On January 4th 2010 I joined ThoughtWorks and it has been an amazing journey. I’ve seen more systems, worked with more people, and seen more countries than the entire 30 years that preceded that date. I still can’t believe how lucky I’ve been to have such a wonderful opportunity. That’s why it took me a long time to decide to leave it, and go on a bit of an adventure.

Why Leave Such a Good Thing?

For some reason I’ve had every job I’ve had for 4 years since I was 12 years old, so I’m just keeping to my routine! To be honest though, there were a few things that instigated this change.

  • Consulting Fatigue - It’s hard work always coming in as an outsider and trying to convince people to change their ways. You never know if what you suggest is correct, and there’s always so much context to process. One thing that I’ve gotten out of this though is becoming much more of a critical thinker. I’ve learned to hold off on knee-jerk reactions and to actively listen to the problem at hand. This has been something I apply on a day-to-day basis.
  • Product Complacency - Though, I’ve worked on some interesting projects (the latest being very cool), I can’t shake the satisfaction I got from working at CBC Radio 3 where I got to essentially build the product I wanted to build on my own anyways. This may have been mitigated but the following reason adds to this one.
  • Miss Small Teams - For some reason people thought I was great at working on large programs of work. While I thought the challenges were interesting, I’m more a small business person at heart. Some may be surprised by this because I’ve been on small teams, but they were in these large programs of work. I’ve learned that I’m more of a system thinker than I thought and I find myself getting lost in the system thinking and see myself as this tiny insignificant cog just wanting to make some impactful change.
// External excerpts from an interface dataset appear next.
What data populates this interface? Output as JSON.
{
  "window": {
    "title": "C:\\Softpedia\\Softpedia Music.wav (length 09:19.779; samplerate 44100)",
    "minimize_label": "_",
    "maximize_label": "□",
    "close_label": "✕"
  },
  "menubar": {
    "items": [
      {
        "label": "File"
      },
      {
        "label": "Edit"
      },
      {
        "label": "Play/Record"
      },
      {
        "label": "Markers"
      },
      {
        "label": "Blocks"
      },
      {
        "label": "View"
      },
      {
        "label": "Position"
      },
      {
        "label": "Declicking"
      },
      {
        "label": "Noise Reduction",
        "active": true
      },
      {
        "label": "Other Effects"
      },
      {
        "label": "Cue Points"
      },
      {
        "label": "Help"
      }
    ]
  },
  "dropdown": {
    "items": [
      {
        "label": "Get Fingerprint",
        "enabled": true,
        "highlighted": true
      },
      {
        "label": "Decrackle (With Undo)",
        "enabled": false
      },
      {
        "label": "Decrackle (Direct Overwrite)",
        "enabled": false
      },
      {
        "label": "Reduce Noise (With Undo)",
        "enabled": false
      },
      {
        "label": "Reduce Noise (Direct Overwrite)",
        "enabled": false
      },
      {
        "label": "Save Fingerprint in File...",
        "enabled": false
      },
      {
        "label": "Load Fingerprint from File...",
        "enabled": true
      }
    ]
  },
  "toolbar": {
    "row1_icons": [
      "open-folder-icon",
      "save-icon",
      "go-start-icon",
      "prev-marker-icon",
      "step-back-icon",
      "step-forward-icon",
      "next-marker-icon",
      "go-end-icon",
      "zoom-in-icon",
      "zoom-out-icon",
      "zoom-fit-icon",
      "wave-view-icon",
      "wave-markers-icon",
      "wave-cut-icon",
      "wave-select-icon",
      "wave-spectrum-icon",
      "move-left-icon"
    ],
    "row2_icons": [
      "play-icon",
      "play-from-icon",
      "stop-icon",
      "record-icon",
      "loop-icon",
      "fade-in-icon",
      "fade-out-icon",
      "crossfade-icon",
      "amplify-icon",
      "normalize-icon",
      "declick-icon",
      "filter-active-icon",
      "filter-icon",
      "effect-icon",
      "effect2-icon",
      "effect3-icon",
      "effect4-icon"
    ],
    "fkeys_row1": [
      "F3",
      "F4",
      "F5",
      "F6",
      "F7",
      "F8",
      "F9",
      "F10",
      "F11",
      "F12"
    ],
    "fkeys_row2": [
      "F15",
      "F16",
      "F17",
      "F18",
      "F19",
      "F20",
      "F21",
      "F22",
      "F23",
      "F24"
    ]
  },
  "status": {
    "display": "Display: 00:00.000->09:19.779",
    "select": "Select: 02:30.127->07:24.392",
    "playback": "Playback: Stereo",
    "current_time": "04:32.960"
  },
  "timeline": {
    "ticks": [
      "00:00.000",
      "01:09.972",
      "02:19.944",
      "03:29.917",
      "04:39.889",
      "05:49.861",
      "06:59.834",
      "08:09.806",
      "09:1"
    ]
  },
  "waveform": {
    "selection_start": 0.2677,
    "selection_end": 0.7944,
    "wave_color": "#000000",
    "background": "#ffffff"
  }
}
Though I’m listing things related to ThoughtWorks, a lot of my weariness is more from IT in general. It could be an age thing, but I’ve been around long enough to see a lot of terrible things going on in this industry. No one seems to care about security, and the innovation that is making billions in the stock market are consumer products that mean almost nothing to me. It’s hard to be optimistic after Edward Snowden revealed the NSA privacy issues.

In the last few years I’ve managed to save some money, and given that I’m still relatively young and healthy, I thought now is the time to take a break before I get too cynical.

What am I Going to do?

The plan right now is pretty loose, but I have made a rough 6 month itinerary:

  • Head back to North America. This will involve crashing at my brother’s places and spend some time with family and friends.
  • Do some roadtrips in Canada and the USA.
  • Taking a cargo ship across the Atlantic.
  • July is the month of Formula 1! I have tickets for the British GP and the German GP.
  • Visit Eastern Europe.
  • Hang out in India for a couple months.

Along with the travels, I will be taking some mental journeys

  • I want to study economics and capitalism. If we’re in this prison of a system, I want to be an educated prisoner.
  • Get back to the basics of software development and attempt to unlearn all this “Enterprise” cruft I’ve picked up. Hoping to to this by learning a few new languages, doing code katas daily and releasing tiny side projects.
  • It’s a stretch, but I would like to do some athletic training (mainly running).

Like most things, I’m probably thinking about it too much, but in this case it’s the planning that’s been valuable and not the plan itself.

Sounds Awesome, but That Cannot Last Forever

During this time I’m attempting to figure out future career ideas. At the end I’ll figure out a place to live and what on my list of interesting domains to pursue:

  • Formula 1
  • Health care
  • Beer / Cocktails
  • Golf
  • Energy
  • Public Transportation
  • Music Distribution
  • Billiards
  • Space Exploration
  • City Planning
  • Software Delivery

Heck, I haven’t ruled out re-applying to ThoughtWorks.

ThoughtWorks Made Me Do This

The irony is that that ThoughtWorks has opened up my mind in such a way that it’s empowered me to make this decision. The ingress of information, concerns, cultures, opinions and experience is a storm brewing in my head trying it’s best to synthesize itself the best it can. If you’re thinking about applying at ThoughtWorks, please ping me. It’s an awesome place to work, and full of great people. During this sabbitcal I plan on visiting as many ThoughtWorkers as I can!

I’m looking forward to reading this post a year from now.